EXERCISE REQUIREMENTS: Set every entry down again exactly, excluding any pictures.

RAW DATA:
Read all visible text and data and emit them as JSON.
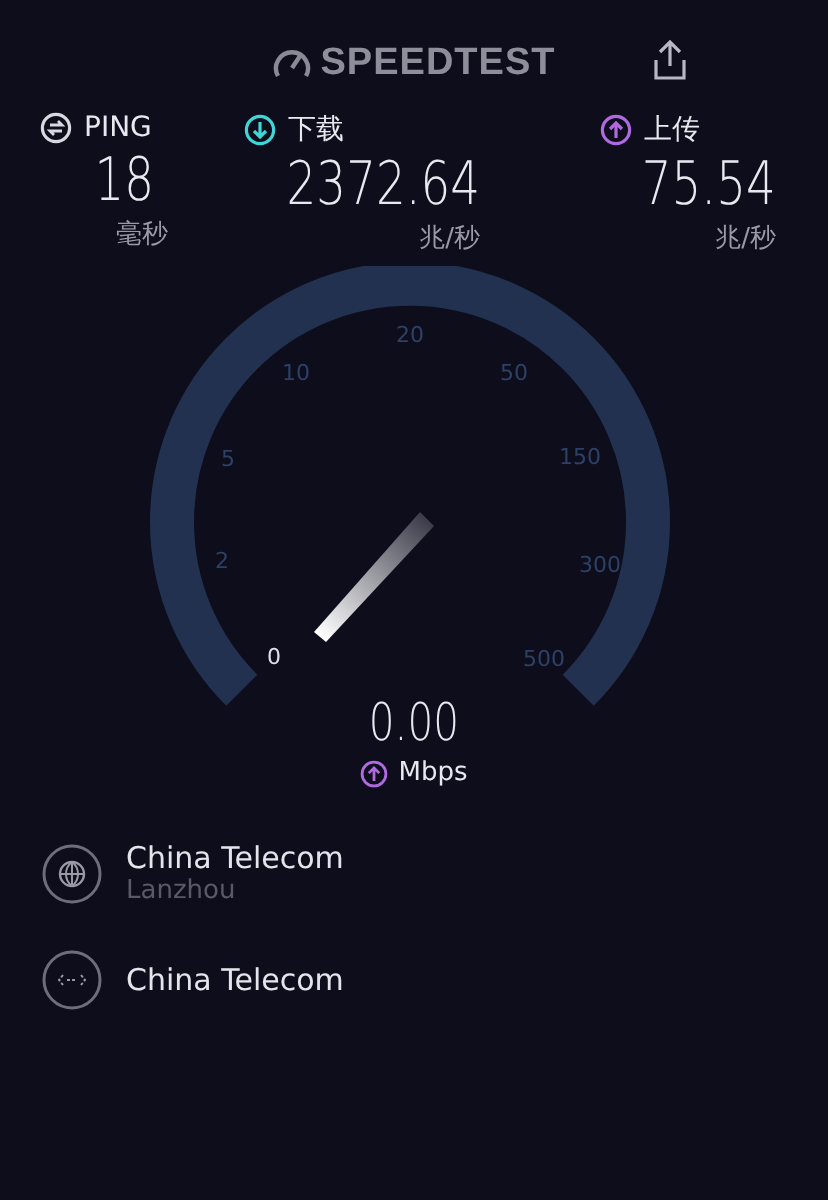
{
  "header": {
    "logo": "SPEEDTEST"
  },
  "stats": [
    {
      "kind": "ping",
      "label": "PING",
      "value": "18",
      "unit": "毫秒"
    },
    {
      "kind": "download",
      "label": "下载",
      "value": "2372.64",
      "unit": "兆/秒"
    },
    {
      "kind": "upload",
      "label": "上传",
      "value": "75.54",
      "unit": "兆/秒"
    }
  ],
  "gauge": {
    "ticks": [
      {
        "label": "0",
        "active": true
      },
      {
        "label": "2",
        "active": false
      },
      {
        "label": "5",
        "active": false
      },
      {
        "label": "10",
        "active": false
      },
      {
        "label": "20",
        "active": false
      },
      {
        "label": "50",
        "active": false
      },
      {
        "label": "150",
        "active": false
      },
      {
        "label": "300",
        "active": false
      },
      {
        "label": "500",
        "active": false
      }
    ],
    "reading": "0.00",
    "unit": "Mbps"
  },
  "servers": [
    {
      "kind": "isp",
      "name": "China Telecom",
      "location": "Lanzhou"
    },
    {
      "kind": "server",
      "name": "China Telecom"
    }
  ]
}
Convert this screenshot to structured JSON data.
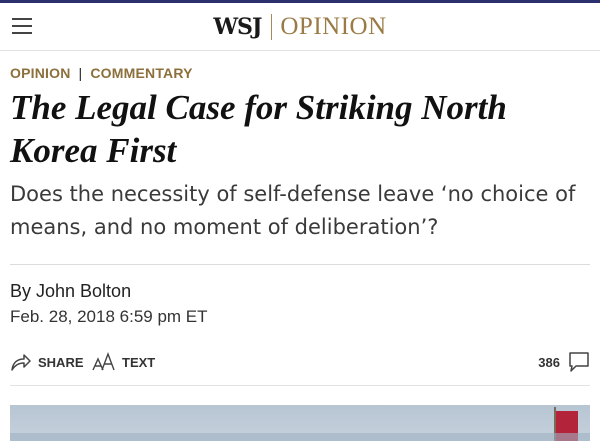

OUTPUT FOR THIS TASK:
Read all visible text and data and emit them as JSON.
{
  "header": {
    "logo": "SPEEDTEST"
  },
  "stats": [
    {
      "kind": "ping",
      "label": "PING",
      "value": "18",
      "unit": "毫秒"
    },
    {
      "kind": "download",
      "label": "下载",
      "value": "2372.64",
      "unit": "兆/秒"
    },
    {
      "kind": "upload",
      "label": "上传",
      "value": "75.54",
      "unit": "兆/秒"
    }
  ],
  "gauge": {
    "ticks": [
      {
        "label": "0",
        "active": true
      },
      {
        "label": "2",
        "active": false
      },
      {
        "label": "5",
        "active": false
      },
      {
        "label": "10",
        "active": false
      },
      {
        "label": "20",
        "active": false
      },
      {
        "label": "50",
        "active": false
      },
      {
        "label": "150",
        "active": false
      },
      {
        "label": "300",
        "active": false
      },
      {
        "label": "500",
        "active": false
      }
    ],
    "reading": "0.00",
    "unit": "Mbps"
  },
  "servers": [
    {
      "kind": "isp",
      "name": "China Telecom",
      "location": "Lanzhou"
    },
    {
      "kind": "server",
      "name": "China Telecom"
    }
  ]
}
Convert this screenshot to structured JSON data.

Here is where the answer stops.